The First Word

 

I haven’t yet found the first word

The one that validates all others

So when I move my mouth to speak

I reveal the tragedy of empty sound

 

Would I accept this, my last decision?

I would walk to the quiet mountains

I would cut off my tongue and eat it there

It would better serve me in the form of food

Chase

 

I lay still, toppled clay golem
You sleep, deep and animated
Against my joyless insomnia

(Dreaming of rabbits?) No, bone-saw
Flee, they turn and see you, now flee
Flee on short limbs, four red stalks

In my ballooning, musing ego
I put these tremors in you
This brooding traversed two skins, osmotic

Plasticine bull-demons, horned men
Stalk through blackened infirmaries
Casting voices of lost family

My violence becomes your twisted wrist
My frustration becomes your bruxing
I am fearful and so you shiver

Impossible deserts, impossible sea
Tunnel through glass dust dunes
Paint tell-tale scars across soiled skin

 

Jazz since nineteen-fifty-nine

 

Rounded off, penned in

By the careless chattering

Of lesser city royalty

And aspiring champagne socialists

Clumsy-drunken

The five steps of composition

 

The evening staggers on

On in broken movements

As convoluted as it needs to be

Teasing arrangements

Simple as sweat on walls

Sixty solid years of cigar smoke

Precipitate in a glass

On a lung, under tongue

Inside an ear canal

 

If I died now

It would be as a big, bald man of sixty

Face down in a bowl of lukewarm linguine

French ‘seventy-five in my stiffened claw

Disinterested mistress by my side

My face a mask of contentment

Her menu masking embarrassment

Old Marat

 

Scatters rice for ungrateful birds

Feeds the three black strays of the disused lot

At home, he was a shoemaker

Lost a finger to the machine of his trade

Paid for his mistress to join him

She took flight as soon as she’d landed

 

 

A Hanging

 

I am hanging from an elaborate wooden structure in a featureless tundra. My arms are bound behind my back. I am being used as a live counterweight for a noose. I am unsure of my relationship with the person who is to be hanged, but I sense we were once allies. Possibly even friends. I do not know the circumstances which led to my bondage but given that I am being spared the penalty of death, it may be the case that I was the one who betrayed them.

A small crowd has gathered. Men in dark blue uniforms bring a young man towards the giant weather vane from which I am suspended. The young man has dark hair and eyes, tanned skin.
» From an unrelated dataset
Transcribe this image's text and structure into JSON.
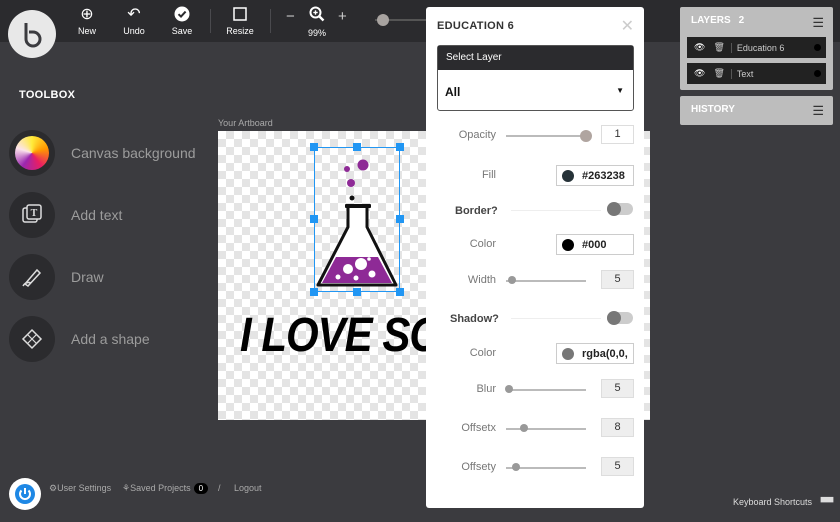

He is dressed in sandy-brown fatigues. From the severity of his punishment, I infer that he has rebelled against the dominant regime.

The man is raised to the noose, causing every finger of the abstract scaffold to sway and buck, triggering a counter-force from an opposing limb. Only my legs can move freely, and though I splay them in different directions in an attempt to steady myself in the air, I cannot stop my body from oscillating and rotating at random.

Before long, the man is being hanged. He speaks to the crowds in a way not befitting a man approaching death — he talks with ease. He jeers at them. He almost breaks into a laugh.

Meanwhile I, in a futile attempt at protest, stretch one leg out and try to stomp on the head of one of my captors, but he is positioned in such a way that I can only pester him with light taps and nudges. He looks up at me with murderous ire and I am reminded that they would readily kill me too for the slightest transgression.

The audience, silent and stoic, frown at the hanging man. A woman with long dark hair and sharp, aquiline features stands out in the crowd. She has a sympathetic air — could she be an ally or even a lover to the hanging man? Her expression morphs into a sneer. She begins yelling at the doomed man, taunting him, relishing his death. I am suddenly aware of a popular stigma against us, we captives. The crowd came here to shame us.

END